"Now it's an official standard," said Philip Bulman, an official at the National Institute of Standards and Technology (NIST), a unit of the US Commerce Department. While there is no deadline for the government to switch over to AES, Bulman expects "federal agencies will start migrating" to the new algorithm shortly. In addition, it's likely that many companies in the private sector, particularly in financial services, will consider adopting AES as well, he said.

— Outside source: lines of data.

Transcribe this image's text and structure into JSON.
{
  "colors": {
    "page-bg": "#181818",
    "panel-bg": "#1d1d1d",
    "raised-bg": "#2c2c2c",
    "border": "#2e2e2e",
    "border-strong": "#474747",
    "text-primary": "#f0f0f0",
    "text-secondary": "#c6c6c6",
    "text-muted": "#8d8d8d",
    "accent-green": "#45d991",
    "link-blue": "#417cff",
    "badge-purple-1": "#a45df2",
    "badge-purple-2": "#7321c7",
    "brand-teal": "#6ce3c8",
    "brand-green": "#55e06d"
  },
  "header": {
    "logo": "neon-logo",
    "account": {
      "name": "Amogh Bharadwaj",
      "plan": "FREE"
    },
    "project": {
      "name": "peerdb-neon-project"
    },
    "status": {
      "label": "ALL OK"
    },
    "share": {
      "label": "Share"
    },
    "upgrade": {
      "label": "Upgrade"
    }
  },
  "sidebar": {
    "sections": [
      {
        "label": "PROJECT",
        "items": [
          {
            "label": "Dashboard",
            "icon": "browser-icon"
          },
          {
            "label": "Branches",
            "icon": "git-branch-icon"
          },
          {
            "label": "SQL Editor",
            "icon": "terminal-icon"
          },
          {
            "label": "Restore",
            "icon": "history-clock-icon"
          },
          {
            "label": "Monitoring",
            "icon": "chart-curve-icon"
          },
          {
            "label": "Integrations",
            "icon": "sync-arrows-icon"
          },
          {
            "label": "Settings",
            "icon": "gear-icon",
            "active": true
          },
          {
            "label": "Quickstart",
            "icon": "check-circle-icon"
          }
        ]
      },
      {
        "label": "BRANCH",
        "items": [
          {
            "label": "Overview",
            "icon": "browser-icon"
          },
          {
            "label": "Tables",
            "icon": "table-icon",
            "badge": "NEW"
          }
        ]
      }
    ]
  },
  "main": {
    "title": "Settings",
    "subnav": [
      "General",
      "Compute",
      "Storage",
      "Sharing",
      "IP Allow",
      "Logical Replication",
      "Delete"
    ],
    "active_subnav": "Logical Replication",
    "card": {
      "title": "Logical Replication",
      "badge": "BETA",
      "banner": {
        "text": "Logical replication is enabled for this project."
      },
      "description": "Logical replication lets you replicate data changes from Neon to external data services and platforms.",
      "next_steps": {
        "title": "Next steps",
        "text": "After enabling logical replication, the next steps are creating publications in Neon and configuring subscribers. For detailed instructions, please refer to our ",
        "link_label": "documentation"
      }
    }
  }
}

US government officials said that they chose Rijndael for their next-generation encryption standard because of its "combination of security, performance, efficiency, ease of implementation and flexibility." Rijndael performed well on a variety of hardware and software platforms, they concluded. It uses relatively small amounts of memory, and it provides strong defence against several kinds of attack.